- INSTRUCTIONS TO FOLLOW
Give the data below again exactly as written, without its pictures.

=====

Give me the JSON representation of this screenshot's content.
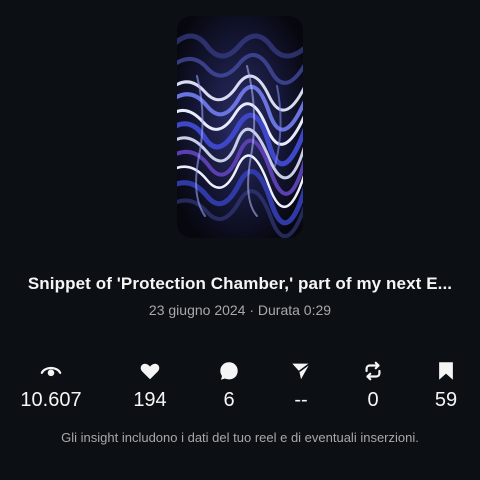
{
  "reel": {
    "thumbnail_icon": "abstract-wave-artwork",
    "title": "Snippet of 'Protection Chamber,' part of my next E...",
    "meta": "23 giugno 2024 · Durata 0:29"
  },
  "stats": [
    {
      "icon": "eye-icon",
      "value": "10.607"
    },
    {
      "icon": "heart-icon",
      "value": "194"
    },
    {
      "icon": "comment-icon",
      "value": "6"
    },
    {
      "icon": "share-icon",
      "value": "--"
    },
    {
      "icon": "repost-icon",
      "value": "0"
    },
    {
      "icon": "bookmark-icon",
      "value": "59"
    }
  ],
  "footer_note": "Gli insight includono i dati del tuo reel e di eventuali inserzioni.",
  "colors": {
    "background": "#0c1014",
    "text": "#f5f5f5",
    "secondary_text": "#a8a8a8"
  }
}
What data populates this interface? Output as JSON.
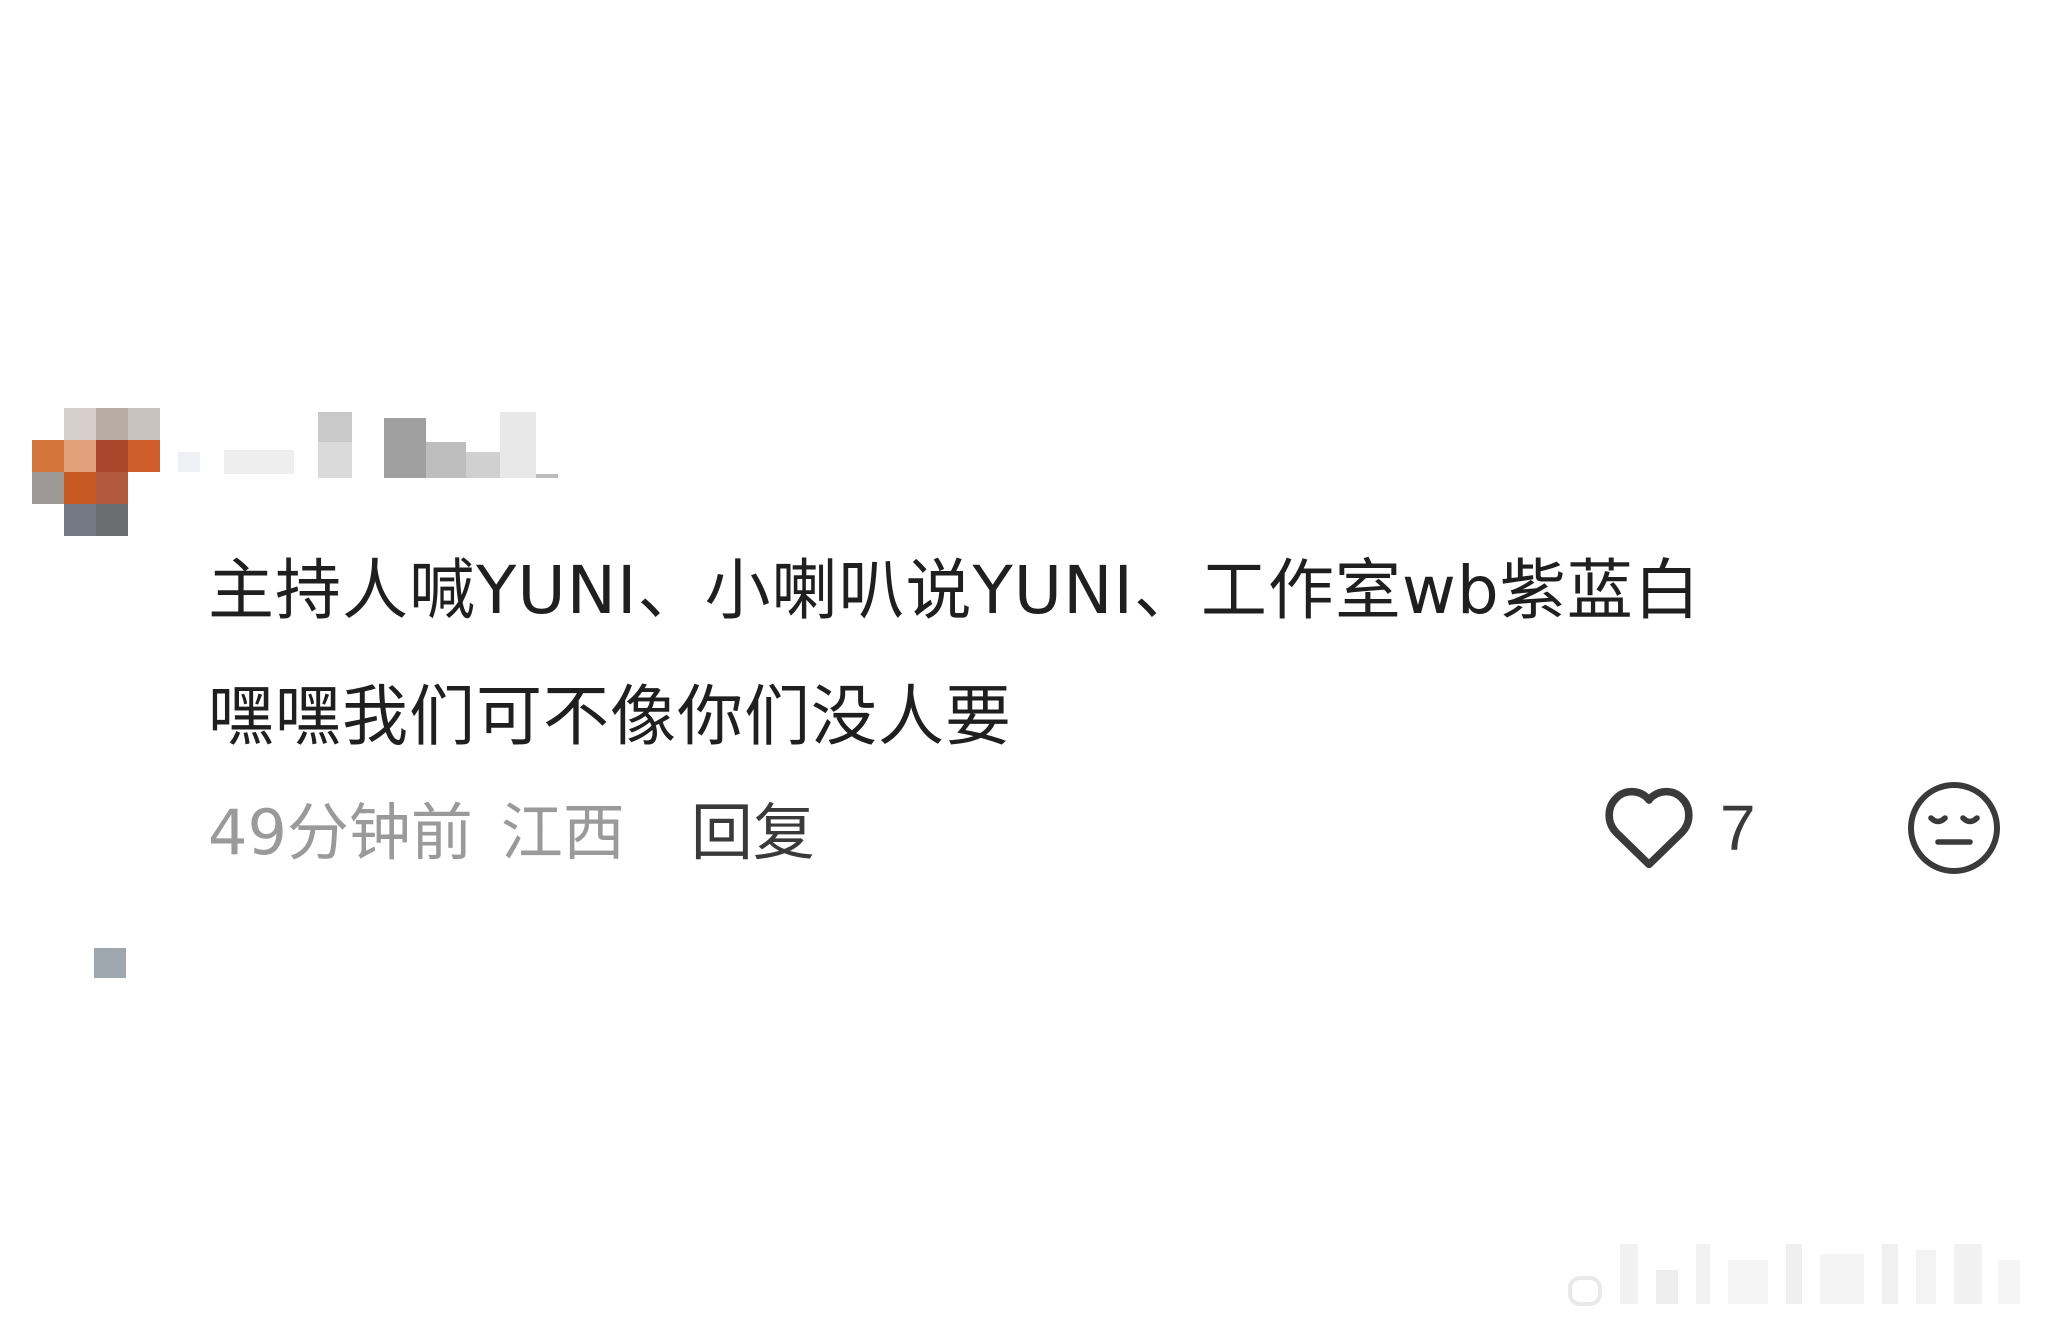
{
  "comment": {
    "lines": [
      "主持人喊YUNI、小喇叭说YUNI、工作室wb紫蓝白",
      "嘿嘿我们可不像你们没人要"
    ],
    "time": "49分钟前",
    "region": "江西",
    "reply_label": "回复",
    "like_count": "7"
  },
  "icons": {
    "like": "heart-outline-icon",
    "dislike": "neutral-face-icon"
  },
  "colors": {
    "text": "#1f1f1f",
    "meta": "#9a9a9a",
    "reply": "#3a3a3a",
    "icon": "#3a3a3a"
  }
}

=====

- WRITTEN SOLUTION
Give me the JSON representation of this screenshot's content.
{
  "reel": {
    "thumbnail_icon": "abstract-wave-artwork",
    "title": "Snippet of 'Protection Chamber,' part of my next E...",
    "meta": "23 giugno 2024 · Durata 0:29"
  },
  "stats": [
    {
      "icon": "eye-icon",
      "value": "10.607"
    },
    {
      "icon": "heart-icon",
      "value": "194"
    },
    {
      "icon": "comment-icon",
      "value": "6"
    },
    {
      "icon": "share-icon",
      "value": "--"
    },
    {
      "icon": "repost-icon",
      "value": "0"
    },
    {
      "icon": "bookmark-icon",
      "value": "59"
    }
  ],
  "footer_note": "Gli insight includono i dati del tuo reel e di eventuali inserzioni.",
  "colors": {
    "background": "#0c1014",
    "text": "#f5f5f5",
    "secondary_text": "#a8a8a8"
  }
}
What data populates this interface? Output as JSON.
{
  "comment": {
    "lines": [
      "主持人喊YUNI、小喇叭说YUNI、工作室wb紫蓝白",
      "嘿嘿我们可不像你们没人要"
    ],
    "time": "49分钟前",
    "region": "江西",
    "reply_label": "回复",
    "like_count": "7"
  },
  "icons": {
    "like": "heart-outline-icon",
    "dislike": "neutral-face-icon"
  },
  "colors": {
    "text": "#1f1f1f",
    "meta": "#9a9a9a",
    "reply": "#3a3a3a",
    "icon": "#3a3a3a"
  }
}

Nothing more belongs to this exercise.